Electric charge is a fundamental property of matter. How much charge a particle has determines the force it will experience from an electromagnetic field, and such a field can be generated either by other charged objects or by the motion of magnetic objects. This is similar to mass, which is another fundamental property that determines the gravitational force an object will experience as it interacts with other massive objects. There is one key difference between charge and mass, however: there are two types of charge, positive and negative, whereas mass can only be positive (or zero). From the particle perspective, we can have particles like protons that have a positive charge, particles like electrons with a negative charge, and particles like neutrons that have no charge. Anything with a charge creates an electromagnetic field, and other charged particles nearby will feel a force from that field.

Now, say that we have two particles sitting near each other. Each one will have an associated electromagnetic field, and the total field will be a sum of the individual fields. The size of the electromagnetic force experienced by each particle due to the other depends on the magnitude of the two charges. But whether the charge on each particle is positive or negative is important for the following two reasons:

  1. Similar charges repel.
  2. Dissimilar charges attract.

So with our two particles, if they both have positive charge, or they both have negative charge, they will each feel a force directed away from the other charge. But if one is negatively charged and one is positively charged, they will experience the same size force toward each other. This force is part of what holds atoms together. Protons and electrons have equal and opposite charge. In atoms, we have a nucleus of protons and neutrons surrounded by a cloud of electrons. If there are more protons than electrons, the atom as a whole will be positively charged and will be attractive to nearby electrons. But if there are more electrons than protons, the atom is instead negatively charged, and the electrons within it are not as strongly bound.

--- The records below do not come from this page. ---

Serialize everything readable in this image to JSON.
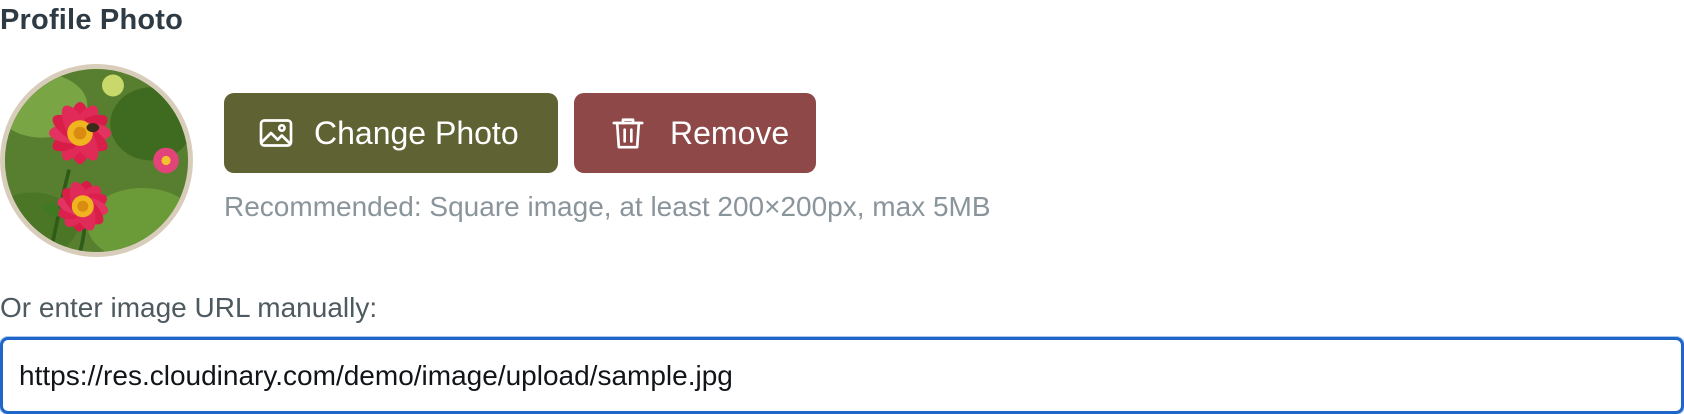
{
  "profile_photo": {
    "title": "Profile Photo",
    "avatar_icon": "flower-photo-avatar",
    "change_button": {
      "label": "Change Photo",
      "icon": "image-icon"
    },
    "remove_button": {
      "label": "Remove",
      "icon": "trash-icon"
    },
    "hint": "Recommended: Square image, at least 200×200px, max 5MB"
  },
  "url_field": {
    "label": "Or enter image URL manually:",
    "value": "https://res.cloudinary.com/demo/image/upload/sample.jpg"
  },
  "colors": {
    "change_button_bg": "#5f6233",
    "remove_button_bg": "#8e4848",
    "input_focus_border": "#1f66c8",
    "avatar_ring": "#d8cdbb"
  }
}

We can already see that the charge of a particle is extremely important on the atomic scale. As we look at collections of atoms, the interactions will get more complicated, but the pieces to remember are:

  1. Charge is an inherent property of matter.
  2. Charged objects create an electromagnetic field.
  3. How strong a force an object feels from such a field is determined by that object’s charge.